Concert Goers Sync Up!

In a study, The Brain and Mind Institute measured the brainwaves of a group of people listening to a live music performance and compared it to them listening to a recording.  While listening to the live performance, the participants’ brain waves sync’d up.  The researchers concluded that the concert goers have a more enjoyable time due to this unique bond that allows the individual to feel a part of a collective. According to Jessica Grahn, who co-led the study, “When the brain waves were synchronized in this live condition, they synchronized around the rate at which people tend to feel the beat.” So not only do the brainwaves sync up, but they adjust to music being played! Perhaps musicians are playing their audience as much as their instruments. 

Emotions are Key to Decision Making

A few years ago, neuroscientist Antonio Damasio made a groundbreaking discovery. When he studied people with damage in the part of the brain where emotions are generated, they could not make decisions.  They could describe what they should be doing in logical terms, yet they found it very difficult to make even simple decisions, such as what to eat. Many decisions have pros and cons on both sides — shall I have the chicken or the turkey? This is because emotions drive action. The emotions signal that the thought processing is complete. A brain without emotion is like a car that is in motion but has no breaks. 

Touch Reduces Pain

When we see a loved one in emotional distress, it’s our very nature to reach out and touch them, to soothe them. Just like a toddler asking his mother to kiss his new bruise. Does human touch actually reduce someone’s pain? Cognitive and Affective Neuroscience Lab at CU Boulder designed a study to investigate this. They discovered that when one partner of a couple was in pain and touched by their counterpart, their brains shared a high level of synchronization through the Alpha Mu band. The more the couple’s brains synchronized the more their pain diminished! 

Our Brains Reveal our Social Bonds

Two friends gazing out a lake, witnessing a dance performance or reviewing some new science discovery will share the same levels of engagement as well as the same distraction and attraction cycles. The study, “Similar neural responses predict friendship”, indicates that people tend to be friends with individuals who see the world in a similar way.  When their neural response patterns are measured as they engage in an activity together, a clear pattern emerges which allows researchers to predict the strength of two people’s social bond. 

Learning New Skills Builds Resiliency

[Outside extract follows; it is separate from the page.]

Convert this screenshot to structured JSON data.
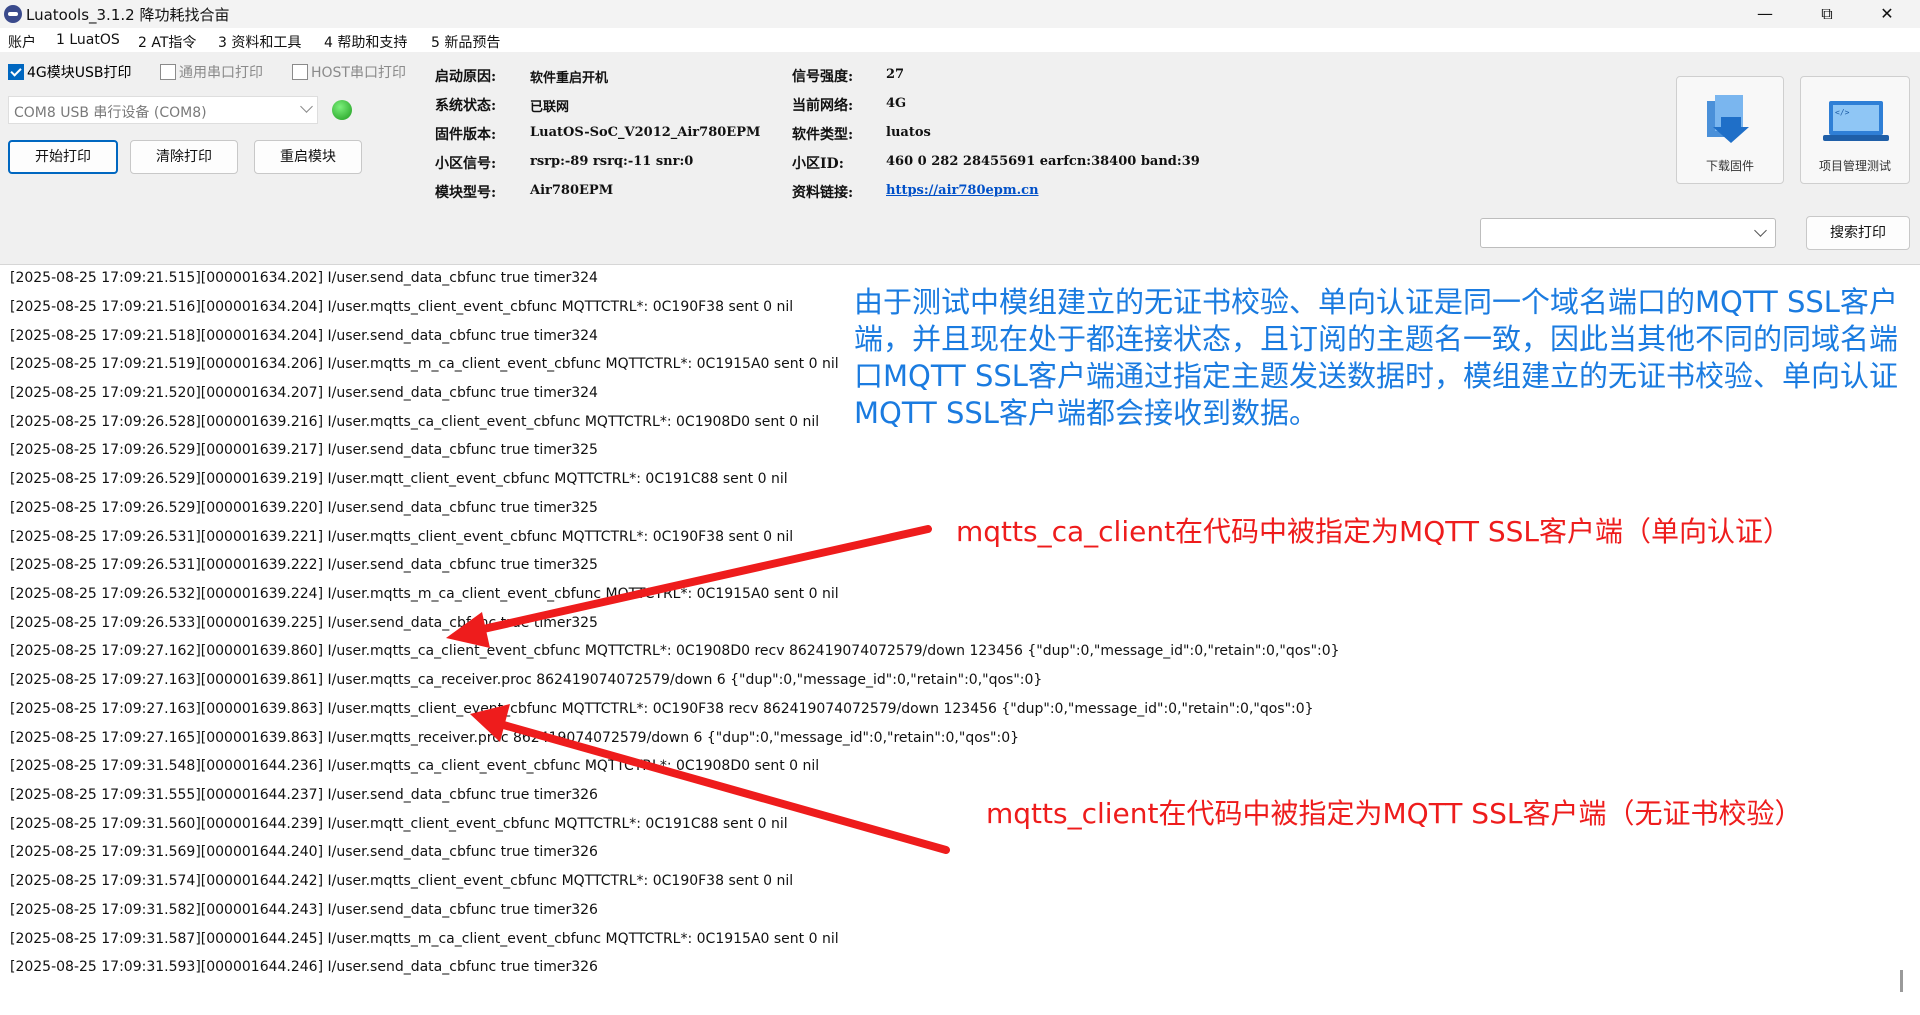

With a cutback on our social activities and social connections, many of us have more free time on our hands. This extra time has led to an uptick in the number of people who are pursuing new skills and studies. There is also a rationale behind it related to our brains. This may be because human beings are motivated to learn new skills to invoke a feeling of accomplishment related to their personal growth during periods of high stress and hardshipWhen we learn we are generating new neural activity patterns which assists us in building resiliency to handle life’s challenges. 


We will not be going to a concert anytime soon, but when we do finally get the chance to attend, we will be paying more attention to our connection with the performers and all of the people in the audience with us. Learning about the latest discoveries in neuroscience is interesting and gives us more opportunity to bring awareness to our responses in any given situation. We can enhance our responses with science and lean into the things that are going to make us do and feel better.